Larger amounts are not safe to handle, so it's best to try to make smaller amounts based on the process above.
Due to its instability, HMTD doesn't have many uses outside amateur explosives. As it is a stronger initiating explosive than mercury(II) fulminate, it can be used to make blasting caps, albeit they should be used quickly. Never use metal for these blasting caps, as this increases its sensitivity! Unfortunately, due to its use in terrorist bombings it's best to stay away from using this compound as mush as possible.
Although it is more stable than most explosive peroxides, it is still sensitive to friction, shock and heat, especially when dry. Contact with metals should be avoided.
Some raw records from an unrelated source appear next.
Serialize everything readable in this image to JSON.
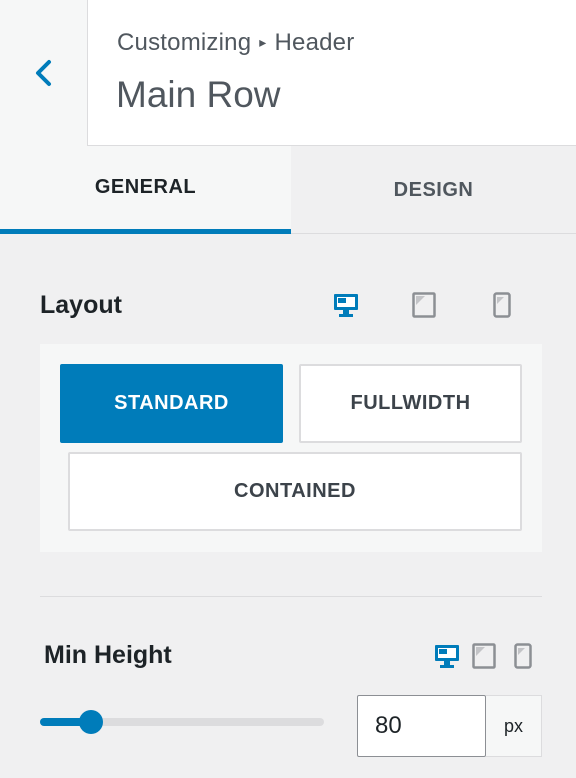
{
  "header": {
    "breadcrumb_parent": "Customizing",
    "breadcrumb_separator": "▸",
    "breadcrumb_current": "Header",
    "title": "Main Row",
    "back_icon": "chevron-left-icon"
  },
  "tabs": [
    {
      "label": "GENERAL",
      "active": true
    },
    {
      "label": "DESIGN",
      "active": false
    }
  ],
  "layout": {
    "label": "Layout",
    "active_device": "desktop",
    "options": [
      {
        "label": "STANDARD",
        "selected": true
      },
      {
        "label": "FULLWIDTH",
        "selected": false
      },
      {
        "label": "CONTAINED",
        "selected": false
      }
    ]
  },
  "min_height": {
    "label": "Min Height",
    "active_device": "desktop",
    "value": "80",
    "unit": "px",
    "slider_fraction": 0.18
  },
  "colors": {
    "accent": "#007cba",
    "inactive_icon": "#8c8f94",
    "border": "#dcdcde"
  }
}
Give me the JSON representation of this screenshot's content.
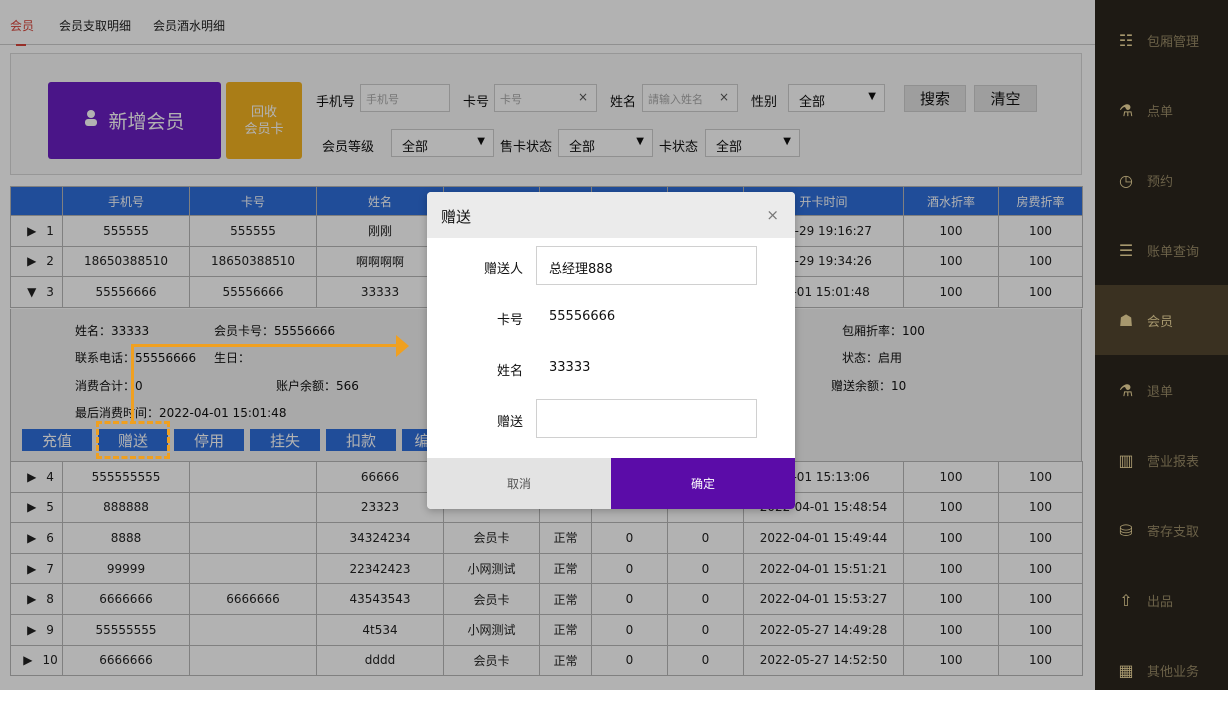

If wet or underwater, it is more stable.
The manufacture, possession or use of HMTD and other organic peroxide explosives without a permit/license is a crime in most countries.
Like acetone peroxide, it is a federal offense to make, possess, or use HMTD or any other organic peroxide explosives in the United States.
NEVER STORE HMTD! Try to use it as soon as possible.
A SM user has discovered that HMTD can be safely stored at -10 °C, with no signs of any decomposition, even after 15 years.
Being a sensitive explosive, it is easy to dispose of via detonation, though this is an unsafe procedure.
Safe disposal can be done by adding a mixture of zinc sulfate, copper(II) chloride with Zn and Cu powder, in a solution containing the peroxide. The salt/metal/peroxide ratio is 5:5:1. Small amounts of sulfuric acid are also added. 
- Wierzbicki, Andrzej; Salter, E. Alan; Cioffi, Eugene A.; Stevens, Edwin D.; Journal of Physical Chemistry A; vol. 105; nb. 38; (2001); p. 8763 - 8768
- Haid; Globig; Z. Schiess-Sprengstoffw.; vol. 21; p. 164; Chem. Zentralbl.; vol. 98; nb. I; (1927); p. 967